Sorry. Had to be done. But c’mon, admit it. There are few phrases more annoying than “It’s not the heat, it’s the humidity” (ed. note: Number one: “Looks like somebody has a case of the Mondays”). But with about one in three Americans in the middle of a heat wave, maybe these people are on to something.

The National Weather Service (ed. note: Apparently, they don’t make and deliver the weather, so we recommend “The National Weather Forecast Gang”) warns that most of the northeast and midwest US will be experiencing a heat wave right up until July 4th holiday. Alarmingly, reports of high temperatures plus high humidity will mean reading of over 100 on the heat index.

Wait. What in the name of my broiled sunburn is the heat index? So, answer – What is the heat index and do we care? Well, like most things there’s a short answer and a long answer. The short answer is “it’s how hot it is, and no, you really don’t care much beyond ‘f*ck, it’s hot’, do you?” The long answer is still pretty interesting. All the heat index represents is how hot it FEELS. Think wind chill, but with less wind and definitely less chill.

This chart, handily provided by the good people at NOAA, shows that basically, the more humidity you add to higher temperatures, the more it feel like three rats getting intimate in a wool sock (ed. note: Hot and unpleasant. Especially for the third rat. He’s always left out).

heat index

Note the density of orange and red in the chart. Red and orange never mean good things on a chart; this applies especially to a chart of Starburst flavors (ed. note: Yellow rules. Fight me if you disagree). It also means that if its above 90 degrees (that’s in freedom units…works out to 32 centigrade) and it’s humid, you’re gonna have a bad time. Except this bad time means your dog and/or elderly relative might die of heat stroke.

OK, great. We have a chart that tells us when the outside feels like sitting in a fat man’s armpit. But, I can hear you thinking is there a handy equation I can use to calculate the heat index? No. There most assuredly is not. There IS an equation, but handy it ain’t. Here it is (where T = Temp in Fahrenheit and R = Relative humidity):

Heat Index = -42.379 + 2.04901523T + 10.14333127R – 0.22475541TR – 6.83783 x 10-3T2 – 5.481717 x 10-2R2 + 1.22874 x 10-3T2R + 8.5282 x 10-4TR2 – 1.99 x 10-6T2R

Good lord, that certainly doesn’t help. So, what the heat index tells us, despite the obvious (it’s hot) and its cumbersome math is that prolonged exposure to a mix of high temps and humidity can have a seriously deleterious effect on people and pets (ed. note: this means you can get heat exhaustion or the much more serious heat stroke). A high temp one day can be more or less dangerous than the same temp the following week. Take the right precautions; such as:
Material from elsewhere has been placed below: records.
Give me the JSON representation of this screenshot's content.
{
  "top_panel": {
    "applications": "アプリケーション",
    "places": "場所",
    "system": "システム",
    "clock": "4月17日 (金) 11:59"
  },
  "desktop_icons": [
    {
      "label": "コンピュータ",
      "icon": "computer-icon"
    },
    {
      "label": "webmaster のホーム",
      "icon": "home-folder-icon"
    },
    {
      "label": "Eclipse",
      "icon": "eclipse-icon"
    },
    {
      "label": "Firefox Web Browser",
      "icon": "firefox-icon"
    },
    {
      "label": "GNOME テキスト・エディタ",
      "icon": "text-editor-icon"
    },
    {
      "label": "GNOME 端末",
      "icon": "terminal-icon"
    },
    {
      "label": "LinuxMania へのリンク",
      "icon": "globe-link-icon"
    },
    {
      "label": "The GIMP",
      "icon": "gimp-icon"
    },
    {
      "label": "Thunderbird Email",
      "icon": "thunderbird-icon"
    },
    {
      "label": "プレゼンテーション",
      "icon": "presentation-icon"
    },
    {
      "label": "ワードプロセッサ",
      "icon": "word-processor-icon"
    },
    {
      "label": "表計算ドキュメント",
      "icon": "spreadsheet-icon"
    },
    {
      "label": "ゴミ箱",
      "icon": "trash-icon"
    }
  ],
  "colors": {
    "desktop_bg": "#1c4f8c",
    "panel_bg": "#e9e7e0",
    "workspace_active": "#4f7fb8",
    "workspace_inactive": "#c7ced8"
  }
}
  • Hydrate. Lots
  • Light weight, loose clothing
  • Hydrate. That means water, not margaritas, which despite being delicious aren’t helpful here
  • Wear a hat. And would it kill you to wear some sunscreen?
  • Alternate sun time with cooling down in the shade time

And the next time some slack-jawed doofus tries to tell you that it isn’t the heat, it’s the humidity, you can tell them no, it’s actually the heat index. And then you can show them the above equation and then beat them to death with a shovel.